Maud Miller. With illustrations by George Carline. (Eyre and Spottiswoode.)—These

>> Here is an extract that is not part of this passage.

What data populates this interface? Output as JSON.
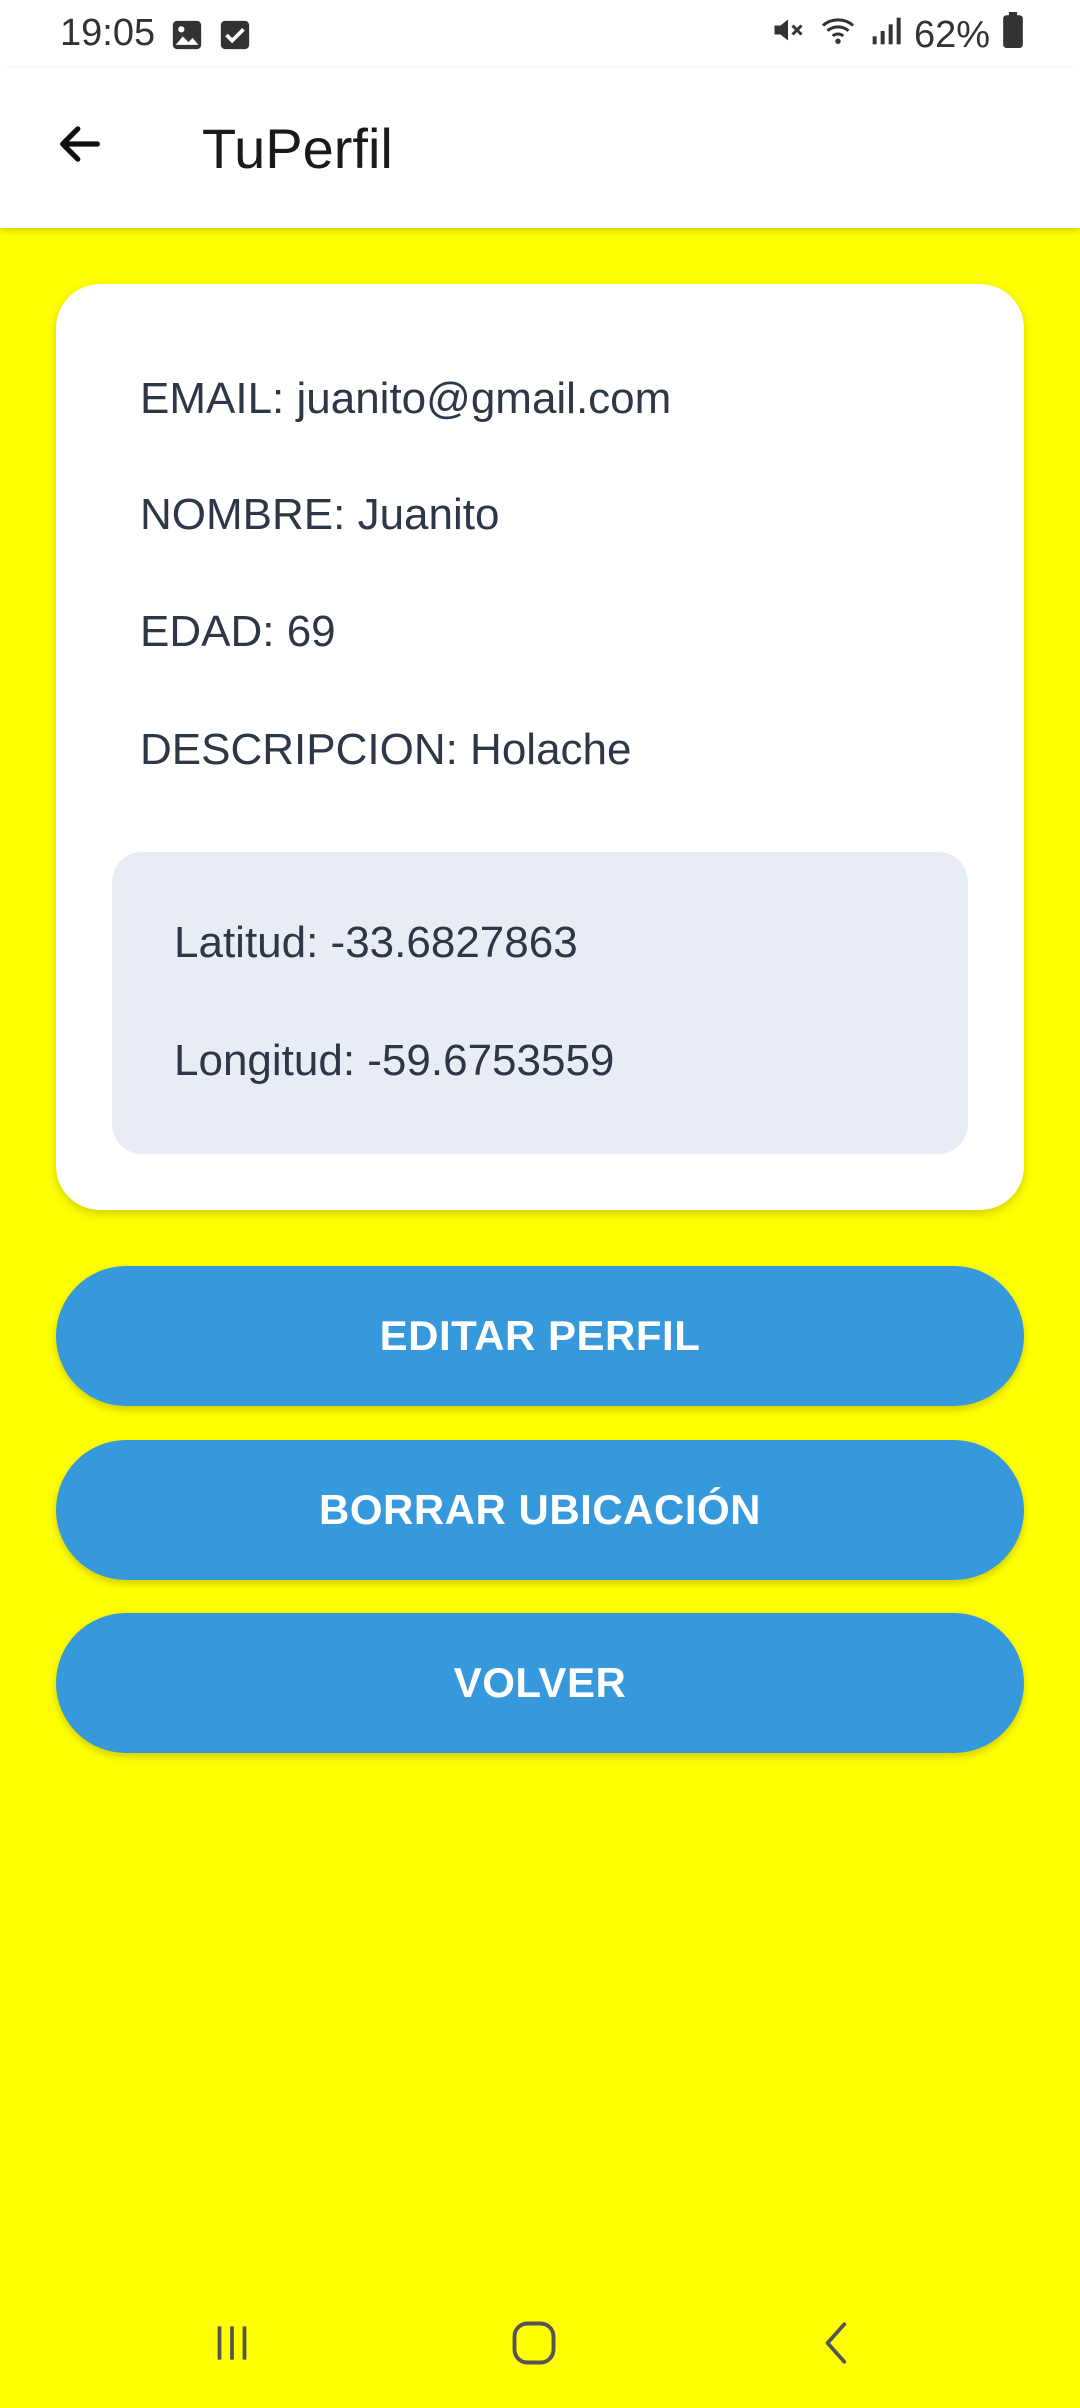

illustrations of Mr. Whittier'a well-known poem are like the poem itself,—pretty enough at first sight, but not such as to bear looking into. For some reason or other the artist has chosen to depict, not a judge of to.day, but of the last century, when, assuredly, if he had met a pretty haymaker, he would have thought neither of marrying her nor of leaving her. On the other hand, if the pretty haymaker was so romantic and high-souled, there is no reason why, because she married a man in her own station of life, she should have turned out the wretched slut depicted by Mr. Carline. The pictures are pretty enough ; but without the text, it would be impossible to gather what Mand's occupation was while haymaking. In one illustration she looks as if she-were using a "squeegee," in another as if she were practising with the leaping-pole. Two of the illustrations are thoroughly bad. One is that of the judge's sisters, " proud and cold," in which one of the sisters has one arm like Her- cules, while the other looks as if it belonged to Richard III.; the other is that of the imaginary Mrs. Judge, née Muller, in which her chin appears to-be suffering severely from an ill-drawn settlement.